Hundreds of students in Eugene rallied and shut down Johnson Hall to demand divestment from the police.
Eugene, Oregon – On Sunday night, a broad coalition of racial, economic and climate justice student groups, along with a crowd of protestors marched to University of Oregon’s Johnson Hall to demand that the school implement initiatives make the University and its impacts on the community more just and equitable. These demands included disarming the UO police department and divesting from fossil fuels.
While students have been advocating for these demands for years in distinct groups and movements, this is the first time that these organizations have partnered together and identified their struggles are intrinsically related — and that they will only see meaningful change once the University’s Board of Trustees can be held accountable to the student body, and the broader community.
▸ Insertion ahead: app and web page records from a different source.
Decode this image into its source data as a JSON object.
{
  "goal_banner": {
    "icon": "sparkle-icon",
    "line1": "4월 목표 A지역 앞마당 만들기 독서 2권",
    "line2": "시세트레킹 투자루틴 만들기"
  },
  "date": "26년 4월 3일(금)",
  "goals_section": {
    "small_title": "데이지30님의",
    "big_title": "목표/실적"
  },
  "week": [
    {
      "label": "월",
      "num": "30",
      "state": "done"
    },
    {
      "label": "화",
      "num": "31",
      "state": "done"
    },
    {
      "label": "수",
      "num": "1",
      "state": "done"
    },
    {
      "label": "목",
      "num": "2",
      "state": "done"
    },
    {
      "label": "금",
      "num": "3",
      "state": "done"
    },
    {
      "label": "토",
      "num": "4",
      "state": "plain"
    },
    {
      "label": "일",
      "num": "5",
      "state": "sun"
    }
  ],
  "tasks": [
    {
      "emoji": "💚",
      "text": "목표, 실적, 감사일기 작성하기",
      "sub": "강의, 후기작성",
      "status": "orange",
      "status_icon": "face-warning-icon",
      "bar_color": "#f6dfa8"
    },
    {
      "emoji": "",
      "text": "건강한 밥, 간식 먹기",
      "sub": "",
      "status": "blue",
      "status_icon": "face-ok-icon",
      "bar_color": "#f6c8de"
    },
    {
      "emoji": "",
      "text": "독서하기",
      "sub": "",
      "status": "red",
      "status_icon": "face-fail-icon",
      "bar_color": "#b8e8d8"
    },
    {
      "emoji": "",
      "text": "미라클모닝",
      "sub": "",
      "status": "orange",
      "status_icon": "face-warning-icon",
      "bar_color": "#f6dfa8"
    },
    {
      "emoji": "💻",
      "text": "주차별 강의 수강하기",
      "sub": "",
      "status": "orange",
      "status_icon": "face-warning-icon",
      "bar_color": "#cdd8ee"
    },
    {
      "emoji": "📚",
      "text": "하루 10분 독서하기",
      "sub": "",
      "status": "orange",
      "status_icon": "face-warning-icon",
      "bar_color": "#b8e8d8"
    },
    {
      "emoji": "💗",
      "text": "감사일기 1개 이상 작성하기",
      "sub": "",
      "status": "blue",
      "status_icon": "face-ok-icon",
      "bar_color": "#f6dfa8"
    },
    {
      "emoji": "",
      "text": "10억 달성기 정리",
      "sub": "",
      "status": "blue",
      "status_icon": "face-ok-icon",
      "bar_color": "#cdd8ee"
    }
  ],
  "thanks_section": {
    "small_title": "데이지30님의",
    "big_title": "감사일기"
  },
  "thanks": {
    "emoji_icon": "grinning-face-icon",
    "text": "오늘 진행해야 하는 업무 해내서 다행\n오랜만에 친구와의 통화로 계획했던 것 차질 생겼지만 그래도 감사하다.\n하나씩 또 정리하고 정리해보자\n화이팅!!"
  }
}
As such, the students primary demand is that the Board be democratized immediately, to make these widely popular reforms possible.
DisarmUO, a student group at the University, provided this statement:
“The University of Oregon contains one of the most diverse populations in Oregon and the universities private police force only serves to harass and endanger people of color and other marginalized peoples both on and off campus. If the U of O continues to use a police force it’s not a question of if, but when a student of color is going to be harmed or killed by police.”
The organizers posit that while often considered a separate entity from broader Eugene/Springfield politics, the University of Oregon and the policies that it supports deeply impact not only the student body, but the rest of the community.
Patrick Schranck, an organizer with ReclaimUO and a student at the University said:
“From rising tuition rates driving gentrification throughout the area, to investments in the fossil fuel industry fueling climate change around the globe, the University of Oregon is not operating in a vacuum. It is time that the student body and our community at large can hold them accountable for their actions.”
The event began with a Black Lives Matter benefit concert to raise money for local BIPOC organizations including BIPOC Liberation Collective. During the event, students and community members spoke about the injustices enacted by the University of Oregon. Biting critiques of the university police — an armed force with jurisdiction in surrounding Eugene neighborhoods — were expressed. Speeches additionally addressed the intersectional nature of police violence, the climate crisis, and the neoliberal and undemocratic policies of the University of Oregon.
Rhiannon Lindgren, Vice President of Organizing of the Graduate Teaching Fellows Federation (GTFF) Graduate Student Union for University of Oregon Local 3544, said:
“Empowering the University of Oregon community to fight against white supremacy in both its daily and institutional iterations means providing direct and sustainable ways for students and workers to impact the governance of our campus. As it stands now, the appointment process and functionality of the Board of Trustees does not produce accountability, but instead, it suppresses the needs of students and employees and avoids implementing the material changes necessary for all students and workers at the UO to flourish.”
As the students marched towards the Johnson Hall, chants of “Divest, Disarm, Democratize” rang through the streets.